A student and a senior moved in together. Here’s what happened
Who: Megan Parker, 19, an animation student at OCAD University; Ann Langer, 77, a retired interior designer, with her nine-year-old Scottish terrier, Hazel.
The story: In 2019, Ann moved from a two-bedroom apartment in Rosedale to a three-bedroom townhouse near York Mills, wanting a bit more square footage and knowing it would be easier to walk her dog, Hazel, without going down an elevator and through a lobby.
At the new place, the rent was $3,200 a month, much too high for Ann, so she decided to find a tenant to help offset the cost. Shortly after moving in, Ann heard about Canada Home Share, a non-profit that matches students looking for affordable housing with seniors in need of assistance.
As part of the arrangement, students provide up to seven hours a week of help, with everything from grocery shopping to lawn removal, in exchange for a rent reduction.
Ann thought it would be nice to have help walking Hazel, especially during the winter months when the sidewalks were icy. Another bonus: Ann could have someone around the house as she got older, in case of a medical emergency.
In the spring of 2021, Ann connected with Megan, an OCAD University student entering her second year studying animation. (Megan studied from home during her first year because of the pandemic.) The two got along immediately.
Ann, who has a background in design and is still connected to the art community in Toronto, loved that Megan was studying at OCAD University. And Megan loved dogs, so Ann felt comfortable letting her take care of Hazel. In the summer of 2021, Megan officially moved in.
Megan has a furnished bedroom on the top floor, plus a bathroom and living room in the basement, where she can do her schoolwork. It takes her about 30 minutes to commute downtown to OCAD University—taking a bus to York Mills station, then riding the subway downtown.
Ann and Megan have enjoyed living together so far. The two maintain their own separate routines. Ann usually gets up at 7 a.m. to take Hazel out for a walk. After that, she plays in an online bridge club, meets up with friends in the city, or watches TV in the living room, before going to bed around 10 p.m.

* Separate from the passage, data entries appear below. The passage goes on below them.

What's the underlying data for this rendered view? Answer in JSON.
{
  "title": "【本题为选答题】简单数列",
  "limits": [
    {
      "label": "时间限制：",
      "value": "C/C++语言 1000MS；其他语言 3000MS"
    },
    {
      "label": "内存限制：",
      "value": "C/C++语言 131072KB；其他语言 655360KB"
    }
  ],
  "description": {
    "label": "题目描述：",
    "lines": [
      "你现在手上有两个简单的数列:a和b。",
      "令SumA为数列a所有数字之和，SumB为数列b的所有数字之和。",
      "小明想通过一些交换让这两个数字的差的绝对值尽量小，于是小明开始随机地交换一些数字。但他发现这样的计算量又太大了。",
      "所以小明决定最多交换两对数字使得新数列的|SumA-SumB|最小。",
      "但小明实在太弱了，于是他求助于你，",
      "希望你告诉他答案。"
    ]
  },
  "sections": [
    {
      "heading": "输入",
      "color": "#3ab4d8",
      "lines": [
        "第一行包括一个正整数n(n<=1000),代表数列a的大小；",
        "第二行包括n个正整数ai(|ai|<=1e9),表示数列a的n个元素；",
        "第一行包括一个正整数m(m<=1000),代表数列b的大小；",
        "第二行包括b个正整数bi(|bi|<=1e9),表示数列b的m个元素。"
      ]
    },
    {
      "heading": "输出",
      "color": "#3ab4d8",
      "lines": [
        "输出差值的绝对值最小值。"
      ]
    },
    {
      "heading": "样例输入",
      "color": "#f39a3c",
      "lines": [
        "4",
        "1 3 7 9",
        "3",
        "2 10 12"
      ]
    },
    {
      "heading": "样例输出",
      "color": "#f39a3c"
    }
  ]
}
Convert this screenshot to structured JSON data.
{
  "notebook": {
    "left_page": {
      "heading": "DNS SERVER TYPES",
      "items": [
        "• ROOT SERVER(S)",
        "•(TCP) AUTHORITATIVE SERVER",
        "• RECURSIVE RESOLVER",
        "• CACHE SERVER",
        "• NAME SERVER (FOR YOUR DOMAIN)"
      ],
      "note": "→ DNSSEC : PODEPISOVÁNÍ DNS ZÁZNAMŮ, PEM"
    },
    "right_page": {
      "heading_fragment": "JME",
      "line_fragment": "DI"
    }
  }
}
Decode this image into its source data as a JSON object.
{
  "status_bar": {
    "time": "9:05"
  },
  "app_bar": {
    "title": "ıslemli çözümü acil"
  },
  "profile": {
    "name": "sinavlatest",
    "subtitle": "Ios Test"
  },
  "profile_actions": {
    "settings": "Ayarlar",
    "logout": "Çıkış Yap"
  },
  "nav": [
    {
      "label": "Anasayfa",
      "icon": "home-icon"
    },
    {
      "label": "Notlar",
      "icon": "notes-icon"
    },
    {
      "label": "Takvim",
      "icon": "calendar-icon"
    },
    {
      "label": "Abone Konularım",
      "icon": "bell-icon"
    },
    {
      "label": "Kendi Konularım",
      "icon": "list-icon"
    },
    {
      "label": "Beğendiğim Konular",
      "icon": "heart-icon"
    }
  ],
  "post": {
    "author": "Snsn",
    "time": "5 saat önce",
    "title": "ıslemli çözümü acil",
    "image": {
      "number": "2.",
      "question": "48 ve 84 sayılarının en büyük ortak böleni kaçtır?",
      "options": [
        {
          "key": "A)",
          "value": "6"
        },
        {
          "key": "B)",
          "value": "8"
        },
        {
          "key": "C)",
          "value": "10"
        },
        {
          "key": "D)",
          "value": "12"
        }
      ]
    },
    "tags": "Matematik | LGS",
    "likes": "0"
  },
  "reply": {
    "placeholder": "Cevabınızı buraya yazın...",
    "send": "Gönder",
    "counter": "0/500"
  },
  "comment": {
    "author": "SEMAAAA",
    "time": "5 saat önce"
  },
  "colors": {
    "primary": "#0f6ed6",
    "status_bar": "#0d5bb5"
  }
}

Megan, on the other hand, is a night owl. She might stay up until 6 a.m. finishing a school project, but she’s able to do it without bothering Ann, who is usually upstairs sleeping. And Megan is a heavy sleeper, so she doesn’t get woken up by Ann in the morning.
Here’s the deal: Megan pays Ann $600 a month in rent, and she takes Hazel out for 10 minutes a day in the evenings. About once a month, when Ann hosts a friend or two for dinner, Megan helps with preparing food and cleaning up after the meal.
Megan thinks it’s a great arrangement, especially since she was seeing comparable rooms in shared homes with eight roommates being rented for roughly $800 a month, and a private one-bedroom would cost nearly $2,000.
There are other benefits beyond the rent-companionship arrangement. Megan has been able to help Ann with her technology, like figuring out how to join a Zoom meeting and saving her Covid vaccine certificate on her phone.
Meanwhile, Ann has taken Megan to a friend’s art show in Yorkville. And when Megan told Ann she was looking for a part-time job in the neighbourhood, Ann connected her with her nephew, who is a manager at a pub nearby. He hired her as a hostess.
Even though Ann could charge a higher rent if she were to find a tenant on her own, she feels reassured that Canada Home Share vets its students. Their current lease agreement ends in May 2022, at which point they plan to extend it by a few months while Megan takes summer school courses.